In 2021 the global focus of the Day of the Endangered Lawyer is on the experiences of lawyers in Azerbaijan. Serious human rights violations have affected Azerbaijani lawyers who represent the victims of human rights violations and have spoken up about torture and ill-treatment in police custody. Lawyers who assisted in bringing the cases of human rights defenders to the European Court of Human Rights have been disbarred or even detained on various charges. The Azerbaijani authorities have failed to respect the rights of lawyers by not adequately enabling them to perform their professional functions without intimidation, hindrance, harassment or improper interference. Furthermore, the Azerbaijani authorities have failed to take substantive steps to uphold the right to a fair trial and to guarantee that every citizen has effective access to justice and legal assistance of their choice.”

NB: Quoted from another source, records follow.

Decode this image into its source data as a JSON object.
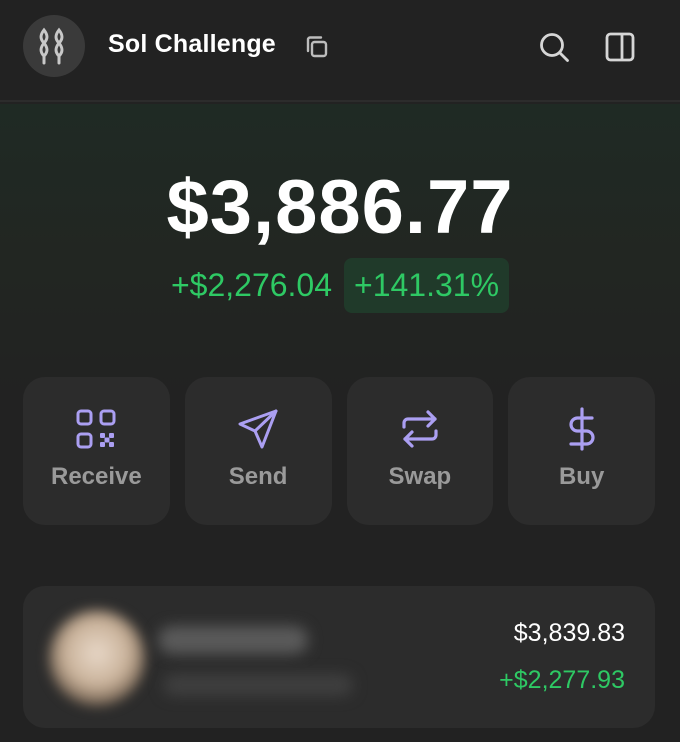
{
  "header": {
    "account_name": "Sol Challenge",
    "avatar_icon": "chain-links-icon",
    "copy_icon": "copy-icon",
    "search_icon": "search-icon",
    "panel_icon": "side-panel-icon"
  },
  "balance": {
    "total": "$3,886.77",
    "change_amount": "+$2,276.04",
    "change_percent": "+141.31%"
  },
  "actions": [
    {
      "label": "Receive",
      "icon": "qr-code-icon"
    },
    {
      "label": "Send",
      "icon": "send-arrow-icon"
    },
    {
      "label": "Swap",
      "icon": "swap-arrows-icon"
    },
    {
      "label": "Buy",
      "icon": "dollar-icon"
    }
  ],
  "token": {
    "value": "$3,839.83",
    "change": "+$2,277.93"
  },
  "colors": {
    "accent": "#ab9ff2",
    "positive": "#2ec964",
    "background": "#222222",
    "card": "#2c2c2c"
  }
}
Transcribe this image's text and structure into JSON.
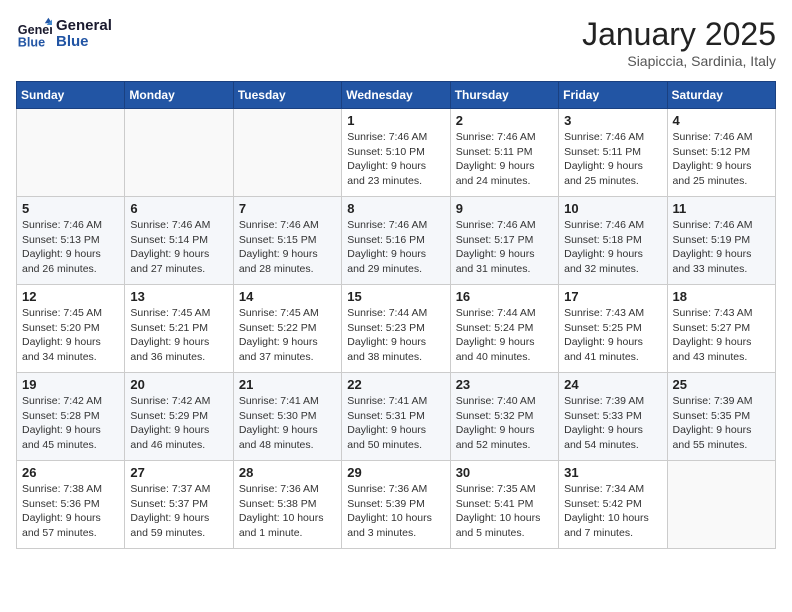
{
  "header": {
    "logo_line1": "General",
    "logo_line2": "Blue",
    "month_title": "January 2025",
    "location": "Siapiccia, Sardinia, Italy"
  },
  "weekdays": [
    "Sunday",
    "Monday",
    "Tuesday",
    "Wednesday",
    "Thursday",
    "Friday",
    "Saturday"
  ],
  "weeks": [
    [
      {
        "day": "",
        "info": ""
      },
      {
        "day": "",
        "info": ""
      },
      {
        "day": "",
        "info": ""
      },
      {
        "day": "1",
        "info": "Sunrise: 7:46 AM\nSunset: 5:10 PM\nDaylight: 9 hours and 23 minutes."
      },
      {
        "day": "2",
        "info": "Sunrise: 7:46 AM\nSunset: 5:11 PM\nDaylight: 9 hours and 24 minutes."
      },
      {
        "day": "3",
        "info": "Sunrise: 7:46 AM\nSunset: 5:11 PM\nDaylight: 9 hours and 25 minutes."
      },
      {
        "day": "4",
        "info": "Sunrise: 7:46 AM\nSunset: 5:12 PM\nDaylight: 9 hours and 25 minutes."
      }
    ],
    [
      {
        "day": "5",
        "info": "Sunrise: 7:46 AM\nSunset: 5:13 PM\nDaylight: 9 hours and 26 minutes."
      },
      {
        "day": "6",
        "info": "Sunrise: 7:46 AM\nSunset: 5:14 PM\nDaylight: 9 hours and 27 minutes."
      },
      {
        "day": "7",
        "info": "Sunrise: 7:46 AM\nSunset: 5:15 PM\nDaylight: 9 hours and 28 minutes."
      },
      {
        "day": "8",
        "info": "Sunrise: 7:46 AM\nSunset: 5:16 PM\nDaylight: 9 hours and 29 minutes."
      },
      {
        "day": "9",
        "info": "Sunrise: 7:46 AM\nSunset: 5:17 PM\nDaylight: 9 hours and 31 minutes."
      },
      {
        "day": "10",
        "info": "Sunrise: 7:46 AM\nSunset: 5:18 PM\nDaylight: 9 hours and 32 minutes."
      },
      {
        "day": "11",
        "info": "Sunrise: 7:46 AM\nSunset: 5:19 PM\nDaylight: 9 hours and 33 minutes."
      }
    ],
    [
      {
        "day": "12",
        "info": "Sunrise: 7:45 AM\nSunset: 5:20 PM\nDaylight: 9 hours and 34 minutes."
      },
      {
        "day": "13",
        "info": "Sunrise: 7:45 AM\nSunset: 5:21 PM\nDaylight: 9 hours and 36 minutes."
      },
      {
        "day": "14",
        "info": "Sunrise: 7:45 AM\nSunset: 5:22 PM\nDaylight: 9 hours and 37 minutes."
      },
      {
        "day": "15",
        "info": "Sunrise: 7:44 AM\nSunset: 5:23 PM\nDaylight: 9 hours and 38 minutes."
      },
      {
        "day": "16",
        "info": "Sunrise: 7:44 AM\nSunset: 5:24 PM\nDaylight: 9 hours and 40 minutes."
      },
      {
        "day": "17",
        "info": "Sunrise: 7:43 AM\nSunset: 5:25 PM\nDaylight: 9 hours and 41 minutes."
      },
      {
        "day": "18",
        "info": "Sunrise: 7:43 AM\nSunset: 5:27 PM\nDaylight: 9 hours and 43 minutes."
      }
    ],
    [
      {
        "day": "19",
        "info": "Sunrise: 7:42 AM\nSunset: 5:28 PM\nDaylight: 9 hours and 45 minutes."
      },
      {
        "day": "20",
        "info": "Sunrise: 7:42 AM\nSunset: 5:29 PM\nDaylight: 9 hours and 46 minutes."
      },
      {
        "day": "21",
        "info": "Sunrise: 7:41 AM\nSunset: 5:30 PM\nDaylight: 9 hours and 48 minutes."
      },
      {
        "day": "22",
        "info": "Sunrise: 7:41 AM\nSunset: 5:31 PM\nDaylight: 9 hours and 50 minutes."
      },
      {
        "day": "23",
        "info": "Sunrise: 7:40 AM\nSunset: 5:32 PM\nDaylight: 9 hours and 52 minutes."
      },
      {
        "day": "24",
        "info": "Sunrise: 7:39 AM\nSunset: 5:33 PM\nDaylight: 9 hours and 54 minutes."
      },
      {
        "day": "25",
        "info": "Sunrise: 7:39 AM\nSunset: 5:35 PM\nDaylight: 9 hours and 55 minutes."
      }
    ],
    [
      {
        "day": "26",
        "info": "Sunrise: 7:38 AM\nSunset: 5:36 PM\nDaylight: 9 hours and 57 minutes."
      },
      {
        "day": "27",
        "info": "Sunrise: 7:37 AM\nSunset: 5:37 PM\nDaylight: 9 hours and 59 minutes."
      },
      {
        "day": "28",
        "info": "Sunrise: 7:36 AM\nSunset: 5:38 PM\nDaylight: 10 hours and 1 minute."
      },
      {
        "day": "29",
        "info": "Sunrise: 7:36 AM\nSunset: 5:39 PM\nDaylight: 10 hours and 3 minutes."
      },
      {
        "day": "30",
        "info": "Sunrise: 7:35 AM\nSunset: 5:41 PM\nDaylight: 10 hours and 5 minutes."
      },
      {
        "day": "31",
        "info": "Sunrise: 7:34 AM\nSunset: 5:42 PM\nDaylight: 10 hours and 7 minutes."
      },
      {
        "day": "",
        "info": ""
      }
    ]
  ]
}
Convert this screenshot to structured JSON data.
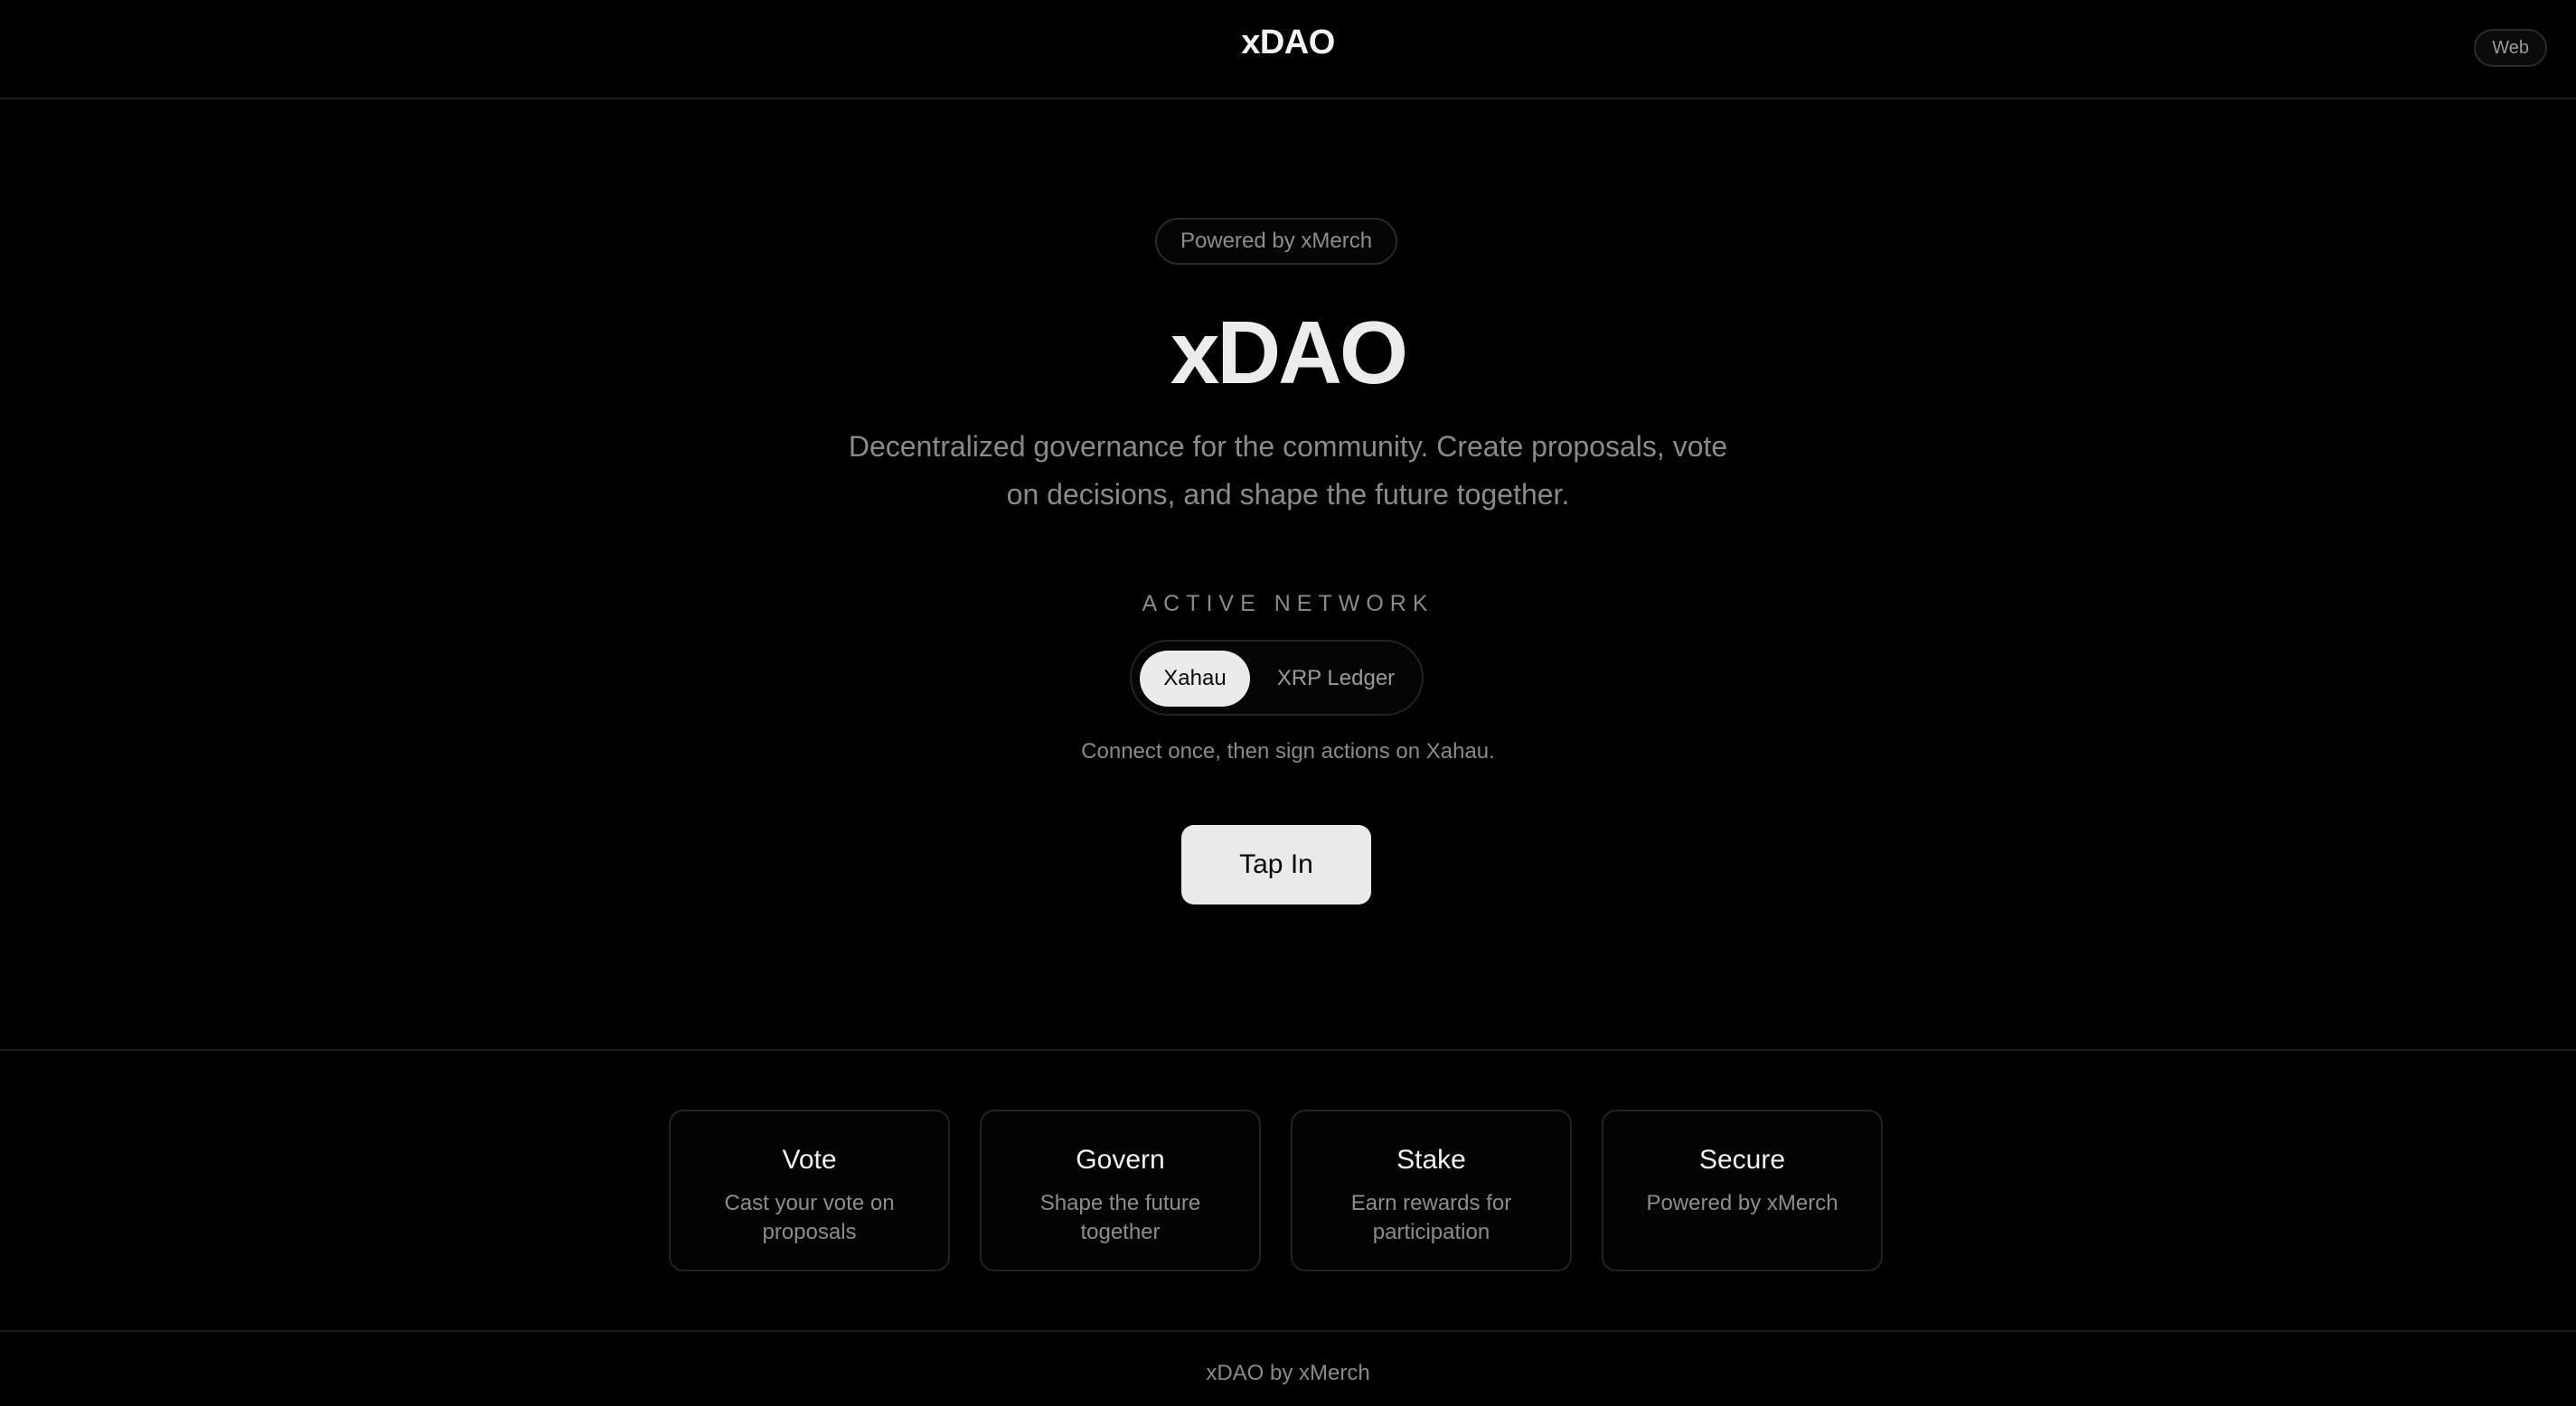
{
  "header": {
    "brand": "xDAO",
    "platform_badge": "Web"
  },
  "hero": {
    "powered_badge": "Powered by xMerch",
    "title": "xDAO",
    "description": "Decentralized governance for the community. Create proposals, vote on decisions, and shape the future together."
  },
  "network": {
    "label": "ACTIVE NETWORK",
    "options": [
      "Xahau",
      "XRP Ledger"
    ],
    "selected": "Xahau",
    "hint": "Connect once, then sign actions on Xahau."
  },
  "cta": {
    "label": "Tap In"
  },
  "features": [
    {
      "title": "Vote",
      "desc": "Cast your vote on proposals"
    },
    {
      "title": "Govern",
      "desc": "Shape the future together"
    },
    {
      "title": "Stake",
      "desc": "Earn rewards for participation"
    },
    {
      "title": "Secure",
      "desc": "Powered by xMerch"
    }
  ],
  "footer": {
    "text": "xDAO by xMerch"
  },
  "colors": {
    "background": "#000000",
    "primary_button": "#eaeaea",
    "muted_text": "#8a8a8a"
  }
}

“ALHR calls on all countries to comply with the UN Basic Principles on the Role of Lawyers and ensure that lawyers can act in accordance with the law and without improper interference or persecution,” Ms Weste said.
Le 24 janvier 2021, le Conseil national des barreaux s’associe à la 11e édition de la Journée internationale de l’avocat en danger, qui attirera l’attention sur la situation préoccupante des avocats azéris. Un combat qui s’inscrit dans un engagement plus large en faveur des confrères menacés à travers le monde.
Une journée internationale pour dénoncer la situation en Azerbaïdjan
Coalisant les principales organisations représentatives de la profession, la Journée internationale de l’avocat en danger a pour objectif de sensibiliser la société civile et les pouvoirs publics sur les dangers qui pèsent sur des milliers d’avocats partout dans le monde.
Après que de multiples cas de harcèlement des avocats, en violation du droit international et des normes internationales sur l’indépendance de la profession y aient été documentés, l’Observatoire International des Avocats en Danger (OIAD) attire l’attention sur l’Azerbaïdjan. À travers cette journée, c’est un barreau sous l’influence de l’exécutif et le harcèlement dont sont victimes certains avocats qui est dénoncé.
Dans le cadre de cette journée, les organisations représentatives de la profession d’avocat organisent une manifestation devant l’Ambassade d’Azerbaïdjan. Elle se tiendra à Paris, le lundi 25 janvier 2021, à 11h.
Rendez-vous sur le terre-plein rue Auguste Vacquerie angle rue Jean Giraudoux, à proximité immédiate de l’Ambassade d’Azerbaïdjan à Paris.